killed at 8th and N about a year ago on his way to Bebar. It was initially considered a hate crime and murder. But his attacker pulled "gay panic" defense (the attacker claimed he was defending himself against an advance from a gay guy who apparently, in Shaw no less, went up to the attacker and three others and grabbed the attacker sexually, then the victim died as a result of "hitting his head on the sidewalk" after an "altercation"). That's what the prosecutors apparently presented to the grand jury and the killer is charged with simple assault subject to a max of 180 days. We should give serious thought to electing our Attorney General and getting full local power over our prosecutors and courts.

Third, the city needs to make sure it is spending its public safety dollars wisely. That means requiring measurable progress and accountability when it gives
millions in grants and contracts to organizations such as Peaceaholics. Could those funds be better spent on youth sports leagues, extended recreation center hours, or job training programs?

Fourth, with respect to Shaw, the city has to take responsibility for the condition of the neighborhood. That means: (1) selling off DC owned vacant lots and houses (there are quite a few) and putting them into productive use; (2) strictly enforcing nuisance property laws and the higher vacant property tax, which might lead to new retail and housing; (3) renovating parks (such as those on the 600 Block of N and at
NJ/O); (4) improving infrastructure (i.e. grass overgrown sidewalks, utility issues); and (5) reducing the feeling of lawlessness or preferential treatment by more consistently enforcing the law. Instead, the DC Council is considering rolling back the vacant property tax. It is putting a social service agency with a 59-space surface parking lot at Bundy School
(located right in the midst of these shootings) rather than use the vacant property as an opportunity for a residential and recreational use, as envisioned by the its own still warm off-the-press Comprehensive Plan. Is there a plan and timeline for reopening Shaw Middle School or it add another vacant building to the neighborhood for the foreseeable future? Why didn't the city include a cafe in the new Watha T. Daniel Library to add vibrancy to the streetlife?

Fifth, the city has to stop repeating mistakes, such as not building out the Convention Center retail and lining up tenants before it opened. Don't be fooled into believing that major projects, such as the planned Convention Center hotel, spur development unless other issues are addressed before it arrives. Are tenants lined up for the new O Street Market project?

Sixth, the city ought to consider taking more aggressive legal action against the owners of the properties from which many of these shootings originate. Police officers are not and cannot be private security guards. They cannot routinely patrol private property (apartment buildings, coops), but must await a call for service or personally view suspicious activity. Years ago, after one too many shootings and known drug dealing, prosecutors brought a nuisance action against the owners of the apartments along the 1400 Block of R Street NW in Logan Circle. The litigation ultimately led to a settlement that required the owners to hire new/additional private security guards and evict problem tenants. It made a difference.

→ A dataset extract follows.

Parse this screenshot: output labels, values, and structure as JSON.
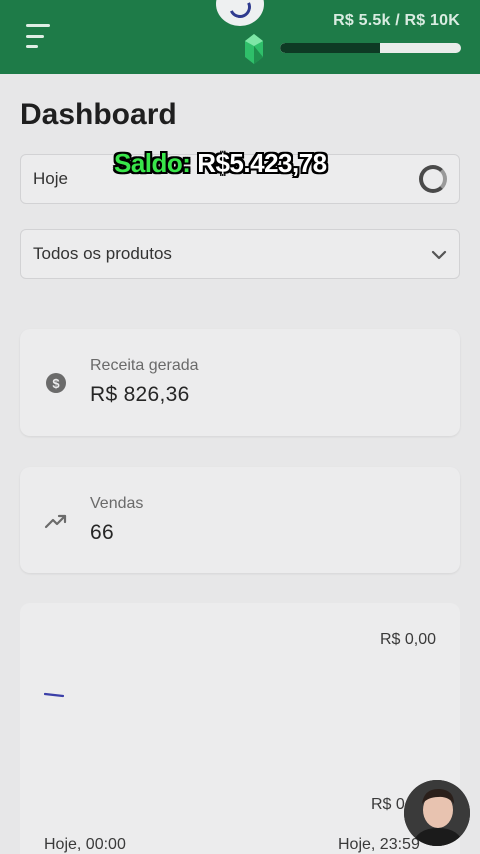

Finally, residents need to step up. Quite a few people know who is involved in the shooting. Start talking.